[What to work on] All of the data is to be printed again exactly as it appears.

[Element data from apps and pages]
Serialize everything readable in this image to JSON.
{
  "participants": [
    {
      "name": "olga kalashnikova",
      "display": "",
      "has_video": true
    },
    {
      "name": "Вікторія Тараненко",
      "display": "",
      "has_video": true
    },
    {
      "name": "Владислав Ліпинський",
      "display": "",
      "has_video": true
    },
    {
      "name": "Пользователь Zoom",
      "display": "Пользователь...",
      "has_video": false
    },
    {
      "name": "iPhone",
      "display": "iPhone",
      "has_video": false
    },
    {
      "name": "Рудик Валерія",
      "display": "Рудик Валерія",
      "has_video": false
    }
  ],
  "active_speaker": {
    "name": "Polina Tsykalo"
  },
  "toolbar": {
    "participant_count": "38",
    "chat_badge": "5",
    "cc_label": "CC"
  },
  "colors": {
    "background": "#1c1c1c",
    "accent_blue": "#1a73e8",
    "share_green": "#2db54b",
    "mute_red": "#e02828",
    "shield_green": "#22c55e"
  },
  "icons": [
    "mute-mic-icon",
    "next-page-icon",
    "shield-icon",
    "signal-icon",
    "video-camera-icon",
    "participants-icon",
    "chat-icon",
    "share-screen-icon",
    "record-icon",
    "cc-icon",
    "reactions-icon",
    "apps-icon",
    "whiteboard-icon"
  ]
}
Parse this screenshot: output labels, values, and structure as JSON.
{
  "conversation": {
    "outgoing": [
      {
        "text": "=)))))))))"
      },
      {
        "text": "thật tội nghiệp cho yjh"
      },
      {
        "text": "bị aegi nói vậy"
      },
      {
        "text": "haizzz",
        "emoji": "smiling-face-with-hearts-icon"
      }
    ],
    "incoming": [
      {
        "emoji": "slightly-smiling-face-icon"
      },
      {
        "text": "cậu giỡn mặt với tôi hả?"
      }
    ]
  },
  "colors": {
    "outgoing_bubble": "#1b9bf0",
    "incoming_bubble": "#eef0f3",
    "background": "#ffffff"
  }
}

[Written solution]
Serialize everything readable in this image to JSON.
{
  "participants": [
    {
      "name": "olga kalashnikova",
      "display": "",
      "has_video": true
    },
    {
      "name": "Вікторія Тараненко",
      "display": "",
      "has_video": true
    },
    {
      "name": "Владислав Ліпинський",
      "display": "",
      "has_video": true
    },
    {
      "name": "Пользователь Zoom",
      "display": "Пользователь...",
      "has_video": false
    },
    {
      "name": "iPhone",
      "display": "iPhone",
      "has_video": false
    },
    {
      "name": "Рудик Валерія",
      "display": "Рудик Валерія",
      "has_video": false
    }
  ],
  "active_speaker": {
    "name": "Polina Tsykalo"
  },
  "toolbar": {
    "participant_count": "38",
    "chat_badge": "5",
    "cc_label": "CC"
  },
  "colors": {
    "background": "#1c1c1c",
    "accent_blue": "#1a73e8",
    "share_green": "#2db54b",
    "mute_red": "#e02828",
    "shield_green": "#22c55e"
  },
  "icons": [
    "mute-mic-icon",
    "next-page-icon",
    "shield-icon",
    "signal-icon",
    "video-camera-icon",
    "participants-icon",
    "chat-icon",
    "share-screen-icon",
    "record-icon",
    "cc-icon",
    "reactions-icon",
    "apps-icon",
    "whiteboard-icon"
  ]
}
Parse this screenshot: output labels, values, and structure as JSON.
{
  "conversation": {
    "outgoing": [
      {
        "text": "=)))))))))"
      },
      {
        "text": "thật tội nghiệp cho yjh"
      },
      {
        "text": "bị aegi nói vậy"
      },
      {
        "text": "haizzz",
        "emoji": "smiling-face-with-hearts-icon"
      }
    ],
    "incoming": [
      {
        "emoji": "slightly-smiling-face-icon"
      },
      {
        "text": "cậu giỡn mặt với tôi hả?"
      }
    ]
  },
  "colors": {
    "outgoing_bubble": "#1b9bf0",
    "incoming_bubble": "#eef0f3",
    "background": "#ffffff"
  }
}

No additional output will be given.